One of the many, many counterculture films made in Hollywood for the youth market, Changes is about as perfect an example of how much experimental filmmaking was impacting American theaters in 1969. Released six months before Easy Rider (and even before Medium Cool), this film takes a different sort of look at dropping out from society as young, confused Kent (Hooper's Lane) tears up and down the California coast, his mind flashing between recent harrowing events in his life including the suicide of his teary girlfriend and the extreme disapproval of his out-of-it dad (Albertson).
After half an hour of time-jumping flashbacks, he whips his car right off the road and hitchhikes his way to civilization, where he stops to reclaim his innocence on a children's playground and winds up hopping in the car with reporter Kristine (Strassman). Together they take time out for a student outdoor rap session where Julie asks questions about sex, philosophy, and major life changes, followed by a visit to an anti-war demonstration. (And just for kicks, you get some cool black-and-white scope footage of a burlesque commercial for "Virile" shaving cream worthy of Skidoo!) Kent and Kristine shack up together but he still feels dissatisfied, spending lots of time wandering around, hanging around a carnival eating cotton candy with a big-haired southerner Julie (The Sweet Ride's Carey), embarking on another relationship that might bring him closer to figuring out what he really wants.

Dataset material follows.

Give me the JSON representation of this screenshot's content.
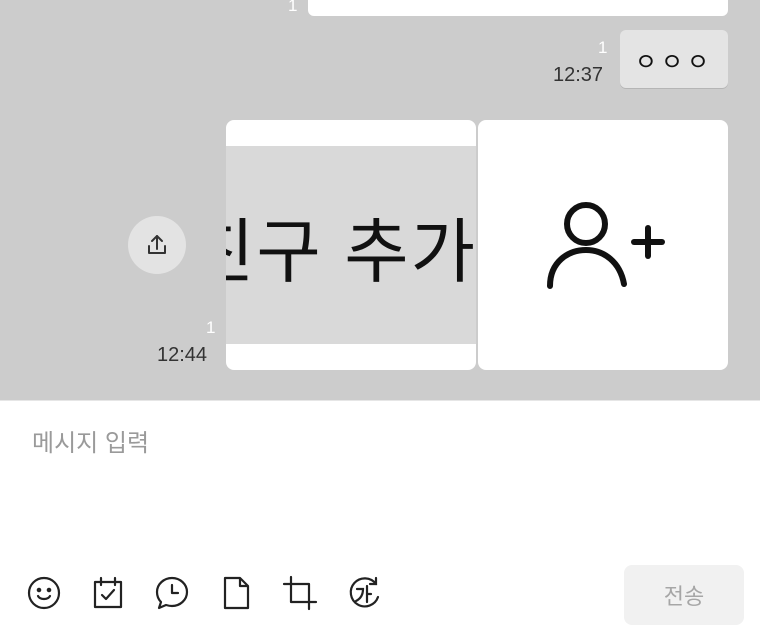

Obviously there's not really much plot here, but this is really more of a snapshot of a very specific moment in time. You get loads of great footage of Vietnam-era SoCal including plenty of coverage of Pebble Beach, and it's very much a forerunner of nonlinear youth films to come like Zabriskie Point, The Strawberry Statement, and Jennifer on My Mind. On top of that you get a great pop/folk soundtrack, highlighted by a romantic montage set to Judy Collins' version of "Both Sides Now" (later famously recorded by its writer, Joni Mitchell) and also featuring a slew of Tim Buckley songs like "I'll Be the One," "Once I Was," and "Wild Wood," and even Neil Young's "Expecting to Fly." And for horror buffs, keep an eye out for Kent's straitlaced roommate, played by a very young Tom Holland (who went on to pen Psycho II and direct such films as Fright Night and Child's Play). The dramatic fireworks here are pretty limited (with then-recent Oscar winner Albertson getting the showiest scene in what amounts to a glorified cameo), but as a cinematic time capsule, it's a real find for fans of flower power cinema.
Never reissued and barely known today, Changes made a fleeting appearance on VHS from Prism in the late '80s courtesy of a brutal full frame transfer, making mincemeat of its wide Panavision compositions. The Code Red DVD from 2012 (sold exclusively through their site) marks its first release in its correct aspect ratio on home video, and fortunately it looks great despite the occasional injection of rough stock footage or what appears to be some ragged second unit beach photography. The elements have been kept in fine shape, and it's fun spotting the trademarks of experimental director Hall Bartlett (who was married at the time to Lane's mother, actress Rhonda Fleming), future director of a far more bizarre beach-oriented film, Jonathan Livingstone Seagull. (His earlier film, the peculiar mental institution drama The Caretakers with Joan Crawford, is also worth checking out.) The original mono soundtrack sounds fine, with the busy soundtrack retaining its nostalgic AM-style vibe throughout. In typical fashion, there's no menu for the disc; instead it kicks off (as Code Red titles must) with the trailer for Family Honor, with the theatrical trailer for the main feature follows after the end credits.